Apr 1st, 2016
Making a Freedom of Information request – a guide
By Rachel Oliver
There are a couple of different ways to submit an FOI request.
1. The easiest way is to submit a request is via this website: https://www.whatdotheyknow.com/
Here you simply click on the public body you want information from, then write what information you’re after into a simple online form.
The advantages of using this website are:
– they will submit the request for you to the public body (they have a list of tens of thousands of public authorities and bodies!)
– to the right individual within the public body
– they email you as soon as they get a response
– you can search through thousands of requests that have been made in the past (with keyword searches)
– it’s free
– the response they receive is made public on their website straight away. (This might be undesirable if you want to use the information you acquire in a shock media exposé or news story, for example).
2. The other way to make an FOI request is to do it yourself:
The advantages of this method:
– the response to your request is not made public until you choose to make it so (by writing to your local paper or submitting a press release to local media outlets, for example). The response is sent to you only.
– It involves a bit more work, to make sure you find the right person who deals with FOI requests within the organisation you’re submitting the request to. But a simple phone call to the reception of the body should help you find this out.
– You have to remember to follow up your request if you don’t get a response within 20 working days.
Tips on making a successful FOI request (ie getting the answer to your request!):
NOTE This applies to both methods above.
– Choose the right department/organisation.

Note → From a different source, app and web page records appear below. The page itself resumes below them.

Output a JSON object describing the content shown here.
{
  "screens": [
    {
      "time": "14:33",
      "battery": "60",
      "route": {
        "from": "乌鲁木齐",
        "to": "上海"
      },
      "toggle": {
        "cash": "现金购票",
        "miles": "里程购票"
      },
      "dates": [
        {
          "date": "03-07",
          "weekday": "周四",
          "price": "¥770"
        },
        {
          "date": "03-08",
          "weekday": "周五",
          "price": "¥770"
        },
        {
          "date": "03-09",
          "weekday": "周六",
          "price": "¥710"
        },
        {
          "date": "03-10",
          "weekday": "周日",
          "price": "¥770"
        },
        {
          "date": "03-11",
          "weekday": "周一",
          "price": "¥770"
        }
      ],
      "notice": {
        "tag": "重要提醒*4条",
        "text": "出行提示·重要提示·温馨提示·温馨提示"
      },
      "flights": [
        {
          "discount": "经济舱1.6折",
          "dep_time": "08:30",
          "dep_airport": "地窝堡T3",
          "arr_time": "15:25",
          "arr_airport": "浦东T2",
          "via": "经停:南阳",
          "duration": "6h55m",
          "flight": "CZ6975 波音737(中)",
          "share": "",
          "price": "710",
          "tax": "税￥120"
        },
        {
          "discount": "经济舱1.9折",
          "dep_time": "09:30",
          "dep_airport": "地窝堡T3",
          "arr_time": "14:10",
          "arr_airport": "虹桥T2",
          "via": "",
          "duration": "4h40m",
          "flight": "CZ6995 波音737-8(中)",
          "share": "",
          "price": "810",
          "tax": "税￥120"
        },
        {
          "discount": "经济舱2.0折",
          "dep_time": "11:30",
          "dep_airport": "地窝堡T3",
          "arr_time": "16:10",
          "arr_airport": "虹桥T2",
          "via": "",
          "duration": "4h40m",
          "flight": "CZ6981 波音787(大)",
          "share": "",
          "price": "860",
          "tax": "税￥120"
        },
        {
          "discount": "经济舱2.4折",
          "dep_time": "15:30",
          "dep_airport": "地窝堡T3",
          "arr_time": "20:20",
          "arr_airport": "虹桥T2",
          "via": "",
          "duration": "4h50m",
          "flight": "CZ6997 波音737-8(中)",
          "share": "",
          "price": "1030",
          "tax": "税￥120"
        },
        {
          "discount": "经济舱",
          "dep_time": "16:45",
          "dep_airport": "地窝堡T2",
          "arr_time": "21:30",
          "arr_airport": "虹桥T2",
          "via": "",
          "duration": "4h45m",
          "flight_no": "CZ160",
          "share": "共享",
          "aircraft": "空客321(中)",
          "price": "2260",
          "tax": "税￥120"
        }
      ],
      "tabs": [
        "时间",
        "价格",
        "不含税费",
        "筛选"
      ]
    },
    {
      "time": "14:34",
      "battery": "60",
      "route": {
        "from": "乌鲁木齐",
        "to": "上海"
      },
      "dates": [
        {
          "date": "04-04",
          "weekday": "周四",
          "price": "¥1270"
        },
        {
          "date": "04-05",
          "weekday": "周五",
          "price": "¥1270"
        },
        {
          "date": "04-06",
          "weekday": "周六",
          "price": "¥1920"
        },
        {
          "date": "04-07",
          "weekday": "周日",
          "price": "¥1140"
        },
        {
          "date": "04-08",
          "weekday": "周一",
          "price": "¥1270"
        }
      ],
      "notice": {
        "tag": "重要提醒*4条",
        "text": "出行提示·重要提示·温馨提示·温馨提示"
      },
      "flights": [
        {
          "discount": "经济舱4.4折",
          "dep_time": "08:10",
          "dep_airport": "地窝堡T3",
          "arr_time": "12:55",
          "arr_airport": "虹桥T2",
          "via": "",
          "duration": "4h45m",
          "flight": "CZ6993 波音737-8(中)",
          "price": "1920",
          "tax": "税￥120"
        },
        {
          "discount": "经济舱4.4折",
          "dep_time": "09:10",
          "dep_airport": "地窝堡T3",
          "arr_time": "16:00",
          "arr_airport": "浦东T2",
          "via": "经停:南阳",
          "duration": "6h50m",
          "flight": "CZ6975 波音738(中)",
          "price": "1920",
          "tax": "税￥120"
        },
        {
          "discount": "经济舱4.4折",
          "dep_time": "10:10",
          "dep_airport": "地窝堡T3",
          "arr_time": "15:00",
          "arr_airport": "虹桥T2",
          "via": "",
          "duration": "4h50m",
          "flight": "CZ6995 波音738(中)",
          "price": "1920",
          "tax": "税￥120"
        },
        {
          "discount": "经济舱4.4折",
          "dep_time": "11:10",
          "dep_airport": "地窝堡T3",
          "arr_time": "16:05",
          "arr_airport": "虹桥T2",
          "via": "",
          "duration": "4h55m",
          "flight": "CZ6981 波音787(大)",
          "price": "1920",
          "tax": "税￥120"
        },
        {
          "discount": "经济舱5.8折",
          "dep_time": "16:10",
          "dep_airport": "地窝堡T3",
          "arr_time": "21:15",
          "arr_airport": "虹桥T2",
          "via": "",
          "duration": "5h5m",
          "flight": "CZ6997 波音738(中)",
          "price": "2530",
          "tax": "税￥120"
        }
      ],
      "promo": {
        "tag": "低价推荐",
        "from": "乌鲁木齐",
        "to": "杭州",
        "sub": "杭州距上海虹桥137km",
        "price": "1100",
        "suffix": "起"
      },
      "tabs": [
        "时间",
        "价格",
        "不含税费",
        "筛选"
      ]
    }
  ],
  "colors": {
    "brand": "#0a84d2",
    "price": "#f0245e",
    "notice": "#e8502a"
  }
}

Do a bit of research to make sure the department you are writing to with your request has the information you’re after. It’s a good idea to give them a call before you make the request. Then you can ask for the email address of the assigned person who deals with FOI requests too.
– Make your request as specific and clear as possible. Public bodies have to respond to your request within 20 working days, but they could come back to you on the 19th day and say that your request wasn’t clear enough and they haven’t understood the information you require.
– Make sure your request is reasonable, and if appropriate, time-bound. Public bodies can deny an FOI request on the basis that it will take one person more than the three and a half days they can dedicate to responding to one request.
– Remember that it’s your right to request information that is in the public interest, so don’t be put off by initial rejections!
(- Read more about why FOI requests can be rejected here and see examples below.)
These websites have some really helpful tips and information:
An example of a successful FOI request is:
Dear NHS Airedale, Wharfedale and Craven Clinical Commissioning Group,
I am writing to ask for the name and contact details of the “Head of Continuing Health Care Services” at the CCG and the “Head of Procurement” (person responsible for the procurement of products and service that relate to the CCG’s needs and requirements).
Please could you also provide the details of the area/s they cover (if they cover more than x1 CCG)
I have outlined below the format in which you can fill out the information clearly.
Head Of CCG
An example of an unsuccessful FOI is:
Dear NHS England,
I should like to know the number of doctors who have used their power & influence to obtain confidential information about a patient, claiming to be a “family friend”.
This FOI request was rejected on the grounds that it went to the wrong organisation. NHS England’s response was:
NHS England does not hold this information.
It may help if I explain that the NHS in England is not the same as ‘NHS
England’. The NHS in England is not a single organisation, but is made up
of a range of organisations including Hospitals, Clinical Commissioning
Groups (CCGs), Ambulance Trusts and other organisations. As such, any
recorded information which NHS England may be able to provide in response
to an FOI request will generally relate to the services commissioned by
An example of a partially successful FOI request is:
Dear Department of Health,
I would like all copies of all of the clinical trials for each vaccine on the current childhood immunisation schedule. Prior to their marketing. The ones you examined before allowing them to be used on our children in England. ANd if you had any prior information from other countries as to there dangers. For example like the Urabe strain on MMR which the UK purchased from Glaxo despite knowing it injured children in Canada at a high rate?
This request was rejected on the basis that the questions asked were too many and too complex. The response, however, was helpful, in advising how best to get a positive response:
Dear Ms XXXXXX, don’t give up. Split it down to individual or simpler questions and if necessary get others to ask the questions for you.